The 81st Annual Meeting of the American Association of Physical Anthropologists (2012)


Understanding the transcriptome of craniosynostosis: a step forward

AMIEE B. POTTER1 and JENNIFER L. RHODES2.

1Anthropology, Virginia Commonwealth University, 2Surgery, Virginia Commonwealth University

Friday All day, Plaza Level Add to calendar

Non-syndrome associated premature fusion of one or more cranial sutures, isolated craniosynostosis, has a prevalence of 1 in 2500 births. The molecular mechanisms of patency and fusion have not been fully elucidated. Formation of calvarial bones occurs through intramembranous ossification where mesenchymal cells proliferate and differentiate into osteoblasts at the osteogenic front. The developing osteogenic front is tightly regulated by precisely timed gene expression. With only 1.5% of the genome coding for proteins regulatory non-coding RNAs are significant contributors to variability. The purpose of this research was to measure both mRNA and regulatory miRNA expression in nonsyndromic craniosynostosis (NSC) and identify those differentially expressed to better understand calvarial morphogenesis and suture patency.

RNA was isolated from paired cranial suture fragments of infants undergoing cranial reconstruction for NSC. Expression levels for both mRNA and miRNA expression were measured for 14 samples (7 paired fused/patent) using Illumina’s BeadArray platform. Raw data was processed using Illumina’s GenomeStudio 2010v.3. Probe set signals were normalized using the Quantile method. Differential expression was measured using Illumina’s Custom Model, FlexArray, and GeneSifter. Three different tests were applied: Log2 Fold changes, Bayes T test, and Wilcoxon Rank Sum.

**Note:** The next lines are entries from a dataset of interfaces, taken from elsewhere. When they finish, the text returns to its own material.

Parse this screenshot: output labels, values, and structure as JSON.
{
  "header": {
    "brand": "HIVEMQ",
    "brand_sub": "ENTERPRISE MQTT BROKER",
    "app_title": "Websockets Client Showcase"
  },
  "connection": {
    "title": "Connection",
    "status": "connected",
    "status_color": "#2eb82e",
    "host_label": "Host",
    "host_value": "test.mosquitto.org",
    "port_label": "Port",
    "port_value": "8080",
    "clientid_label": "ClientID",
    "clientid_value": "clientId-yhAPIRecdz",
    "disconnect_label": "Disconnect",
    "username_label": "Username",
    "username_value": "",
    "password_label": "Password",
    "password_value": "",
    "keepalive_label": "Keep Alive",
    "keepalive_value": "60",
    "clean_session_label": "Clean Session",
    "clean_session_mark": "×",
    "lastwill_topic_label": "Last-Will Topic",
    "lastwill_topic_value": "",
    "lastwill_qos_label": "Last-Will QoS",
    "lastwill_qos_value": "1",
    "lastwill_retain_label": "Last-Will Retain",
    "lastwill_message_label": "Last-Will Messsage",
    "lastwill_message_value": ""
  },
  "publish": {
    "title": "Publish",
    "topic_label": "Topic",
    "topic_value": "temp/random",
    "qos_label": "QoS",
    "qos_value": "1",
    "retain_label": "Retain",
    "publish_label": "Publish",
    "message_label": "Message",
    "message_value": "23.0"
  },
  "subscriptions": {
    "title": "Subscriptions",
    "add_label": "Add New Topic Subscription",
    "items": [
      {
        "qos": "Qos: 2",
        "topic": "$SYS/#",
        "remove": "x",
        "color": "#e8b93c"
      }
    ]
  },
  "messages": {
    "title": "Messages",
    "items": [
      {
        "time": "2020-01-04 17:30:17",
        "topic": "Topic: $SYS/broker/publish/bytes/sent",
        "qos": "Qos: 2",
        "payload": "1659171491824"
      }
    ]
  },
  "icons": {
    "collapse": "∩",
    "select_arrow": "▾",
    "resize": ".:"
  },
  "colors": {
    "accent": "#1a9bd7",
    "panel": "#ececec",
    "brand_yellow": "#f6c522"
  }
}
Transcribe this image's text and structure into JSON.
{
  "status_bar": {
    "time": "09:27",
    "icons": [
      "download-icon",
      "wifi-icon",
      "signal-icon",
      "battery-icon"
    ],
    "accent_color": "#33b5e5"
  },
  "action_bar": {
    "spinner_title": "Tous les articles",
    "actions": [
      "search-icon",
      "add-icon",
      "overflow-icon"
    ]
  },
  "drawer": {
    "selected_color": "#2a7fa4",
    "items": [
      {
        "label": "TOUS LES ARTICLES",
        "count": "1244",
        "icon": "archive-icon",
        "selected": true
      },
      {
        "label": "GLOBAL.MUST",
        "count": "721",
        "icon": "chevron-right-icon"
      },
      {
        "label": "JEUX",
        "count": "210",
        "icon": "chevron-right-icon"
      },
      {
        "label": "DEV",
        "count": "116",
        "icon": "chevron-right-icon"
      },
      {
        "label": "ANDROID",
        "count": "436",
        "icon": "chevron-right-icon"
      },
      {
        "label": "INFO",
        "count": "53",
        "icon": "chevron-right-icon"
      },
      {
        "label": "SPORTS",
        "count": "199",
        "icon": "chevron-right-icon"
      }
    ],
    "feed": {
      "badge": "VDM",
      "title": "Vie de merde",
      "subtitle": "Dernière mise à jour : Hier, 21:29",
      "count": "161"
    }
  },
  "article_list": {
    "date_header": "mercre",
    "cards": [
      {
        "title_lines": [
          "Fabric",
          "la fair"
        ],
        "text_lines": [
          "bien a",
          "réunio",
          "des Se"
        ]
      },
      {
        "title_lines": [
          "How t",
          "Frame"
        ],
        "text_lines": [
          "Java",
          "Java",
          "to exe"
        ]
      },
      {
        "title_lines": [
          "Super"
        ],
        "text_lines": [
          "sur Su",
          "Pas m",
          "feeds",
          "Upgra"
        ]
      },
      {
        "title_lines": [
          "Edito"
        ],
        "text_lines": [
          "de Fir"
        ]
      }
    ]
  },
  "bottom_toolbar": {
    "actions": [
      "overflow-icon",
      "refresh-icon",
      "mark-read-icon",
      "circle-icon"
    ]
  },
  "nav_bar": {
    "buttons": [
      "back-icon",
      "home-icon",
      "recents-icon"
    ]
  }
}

We identified 32 significantly differentially expressed miRNAs and 106 mRNAs in fused compared with patent sutures. Additionally, there was a negative correlation between several miRNAs predicted to target multiple genes that negatively regulate osteogenesis. These data are a step forward towards the understanding of the proximate molecular mechanisms involved in maintaining suture patency and the transcriptome of calvarial sutures.

This study was supported by a grant from Richmond Eye & Ear Healthcare Alliance, Richmond, VA.

Tweet
comments powered by Disqus